VISDAT provides a data base system together with software designed to helps observers handle and utilize their observations. It allows preliminary analysis of the data for direct feedback to the observer's skills, and exports to other databases such as the VMDB and PosDat. In contrast to those systems, the VISDAT package preserves the complete information of an observing session. The archive contains nearly 30000 individual meteors observed over more than 2000 hours.
The Video Meteor Database is currently kept on the IMONET Homepage and contains video data of about 420,000 meteors recorded over nearly 3200 nights. The oldest records date back to 1993. The data is available as dBase files from http://www.imonet.org/database.html.
The MSSWG orbit database contains multi-station video meteor data from the Japanese MSSWG. The Meteor Science Seminar (MSS) was founded on October 8, 1978. The seminar is convened four times a year in Tokyo, Japan, for studying about meteors.
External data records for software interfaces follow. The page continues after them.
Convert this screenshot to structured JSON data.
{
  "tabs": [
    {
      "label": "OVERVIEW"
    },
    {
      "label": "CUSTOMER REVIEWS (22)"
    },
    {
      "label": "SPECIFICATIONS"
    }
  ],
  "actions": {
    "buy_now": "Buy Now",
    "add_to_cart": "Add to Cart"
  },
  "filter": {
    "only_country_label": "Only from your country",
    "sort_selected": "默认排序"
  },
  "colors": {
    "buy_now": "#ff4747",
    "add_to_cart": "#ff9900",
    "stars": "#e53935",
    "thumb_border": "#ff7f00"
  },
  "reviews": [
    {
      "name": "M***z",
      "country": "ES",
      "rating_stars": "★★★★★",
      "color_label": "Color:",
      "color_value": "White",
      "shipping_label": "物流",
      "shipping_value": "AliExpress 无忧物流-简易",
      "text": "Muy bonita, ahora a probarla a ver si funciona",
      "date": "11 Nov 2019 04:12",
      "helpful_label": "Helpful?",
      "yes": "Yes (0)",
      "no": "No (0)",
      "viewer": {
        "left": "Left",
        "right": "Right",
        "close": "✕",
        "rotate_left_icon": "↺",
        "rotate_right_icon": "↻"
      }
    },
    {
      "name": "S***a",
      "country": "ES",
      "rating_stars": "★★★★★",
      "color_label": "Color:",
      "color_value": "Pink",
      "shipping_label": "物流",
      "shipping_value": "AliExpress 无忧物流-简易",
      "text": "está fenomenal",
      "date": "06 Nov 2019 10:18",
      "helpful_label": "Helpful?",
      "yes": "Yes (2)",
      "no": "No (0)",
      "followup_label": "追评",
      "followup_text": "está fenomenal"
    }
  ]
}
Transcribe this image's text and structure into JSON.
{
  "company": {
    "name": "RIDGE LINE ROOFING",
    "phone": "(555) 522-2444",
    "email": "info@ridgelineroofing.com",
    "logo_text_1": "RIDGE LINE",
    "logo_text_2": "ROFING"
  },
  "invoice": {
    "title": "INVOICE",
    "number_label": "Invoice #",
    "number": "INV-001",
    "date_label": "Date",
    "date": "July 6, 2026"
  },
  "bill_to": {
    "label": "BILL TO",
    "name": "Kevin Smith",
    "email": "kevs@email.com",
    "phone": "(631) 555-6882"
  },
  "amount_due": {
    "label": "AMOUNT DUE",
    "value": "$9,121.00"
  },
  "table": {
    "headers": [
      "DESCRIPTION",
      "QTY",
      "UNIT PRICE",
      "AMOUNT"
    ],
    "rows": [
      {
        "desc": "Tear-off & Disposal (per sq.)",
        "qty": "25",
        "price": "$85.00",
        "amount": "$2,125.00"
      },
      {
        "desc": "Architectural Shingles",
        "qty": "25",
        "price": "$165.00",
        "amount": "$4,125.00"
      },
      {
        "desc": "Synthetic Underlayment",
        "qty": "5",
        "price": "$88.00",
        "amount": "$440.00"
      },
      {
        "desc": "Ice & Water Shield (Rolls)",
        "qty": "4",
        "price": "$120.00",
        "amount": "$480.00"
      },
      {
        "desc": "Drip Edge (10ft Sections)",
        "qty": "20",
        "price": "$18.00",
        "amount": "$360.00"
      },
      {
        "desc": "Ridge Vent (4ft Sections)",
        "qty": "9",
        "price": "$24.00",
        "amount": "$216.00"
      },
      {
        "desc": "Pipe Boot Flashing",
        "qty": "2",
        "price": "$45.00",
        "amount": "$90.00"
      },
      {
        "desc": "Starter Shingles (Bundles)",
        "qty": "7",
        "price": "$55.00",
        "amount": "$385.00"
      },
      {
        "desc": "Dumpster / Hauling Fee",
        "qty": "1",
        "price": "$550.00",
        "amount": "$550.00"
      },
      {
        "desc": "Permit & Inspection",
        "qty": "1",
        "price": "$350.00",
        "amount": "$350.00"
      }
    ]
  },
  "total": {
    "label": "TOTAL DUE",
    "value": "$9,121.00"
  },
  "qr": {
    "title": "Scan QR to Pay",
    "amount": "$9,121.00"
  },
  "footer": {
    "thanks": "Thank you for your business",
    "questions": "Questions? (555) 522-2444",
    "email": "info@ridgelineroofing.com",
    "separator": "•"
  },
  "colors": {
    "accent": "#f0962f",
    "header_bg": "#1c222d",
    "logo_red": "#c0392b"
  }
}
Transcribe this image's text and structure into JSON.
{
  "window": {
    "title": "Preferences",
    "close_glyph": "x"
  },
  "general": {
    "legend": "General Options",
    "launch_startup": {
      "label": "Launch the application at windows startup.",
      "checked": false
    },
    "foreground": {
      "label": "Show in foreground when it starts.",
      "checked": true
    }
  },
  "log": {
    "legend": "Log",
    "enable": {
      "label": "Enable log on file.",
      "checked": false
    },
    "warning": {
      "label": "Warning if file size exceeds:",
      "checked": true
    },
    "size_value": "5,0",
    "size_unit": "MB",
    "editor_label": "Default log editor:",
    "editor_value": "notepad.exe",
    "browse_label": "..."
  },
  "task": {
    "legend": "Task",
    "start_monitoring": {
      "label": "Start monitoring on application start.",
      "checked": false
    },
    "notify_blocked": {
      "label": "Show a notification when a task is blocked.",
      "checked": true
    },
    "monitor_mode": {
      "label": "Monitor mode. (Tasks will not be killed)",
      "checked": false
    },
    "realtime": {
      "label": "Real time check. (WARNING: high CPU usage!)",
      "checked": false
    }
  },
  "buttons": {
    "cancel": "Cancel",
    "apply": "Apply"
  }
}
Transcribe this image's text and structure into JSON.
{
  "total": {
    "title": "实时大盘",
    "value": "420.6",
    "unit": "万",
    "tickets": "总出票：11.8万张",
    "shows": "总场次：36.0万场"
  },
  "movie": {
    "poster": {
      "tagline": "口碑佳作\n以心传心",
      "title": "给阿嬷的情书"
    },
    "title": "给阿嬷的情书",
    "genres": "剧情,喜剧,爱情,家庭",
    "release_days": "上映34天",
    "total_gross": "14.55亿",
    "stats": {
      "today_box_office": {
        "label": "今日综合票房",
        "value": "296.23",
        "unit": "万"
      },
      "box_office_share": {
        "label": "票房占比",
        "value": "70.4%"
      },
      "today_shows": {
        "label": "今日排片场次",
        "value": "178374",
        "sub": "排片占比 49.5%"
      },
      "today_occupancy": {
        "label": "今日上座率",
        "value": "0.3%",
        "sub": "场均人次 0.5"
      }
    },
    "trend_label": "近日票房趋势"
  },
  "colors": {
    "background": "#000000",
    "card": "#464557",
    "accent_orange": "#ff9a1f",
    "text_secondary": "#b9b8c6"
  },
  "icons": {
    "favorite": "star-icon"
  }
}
The Meteor Science Seminar Working Group (MSSWG) was organized in this connection. Until 1992, it had been engaged in double-station photographic meteor observations, and since 1993 it has pursued double-station TV meteor observations.
The Radio Meteor Observing Bulletin (RMOB) is an independent initiative of some workers in the field of radio meteor scatter observations and data reduction. It started in August 1993 in order to spread the Perseid results via E-mail. Since then, it has appeared monthly, and it has gradually been expanded. In regularly publishing summaries of observations, potential radio observers are kept up to date of existing installations, possibilities and limitations of radio meteor observations.
On these pages you can find conversion tables between solar longitude and "normal" dates. All solar longitudes refer to equinox J2000 and have three significant decimals. The longitudes are given in 2-hour steps for each day of the years.
The solar longitudes are also available for download as text files.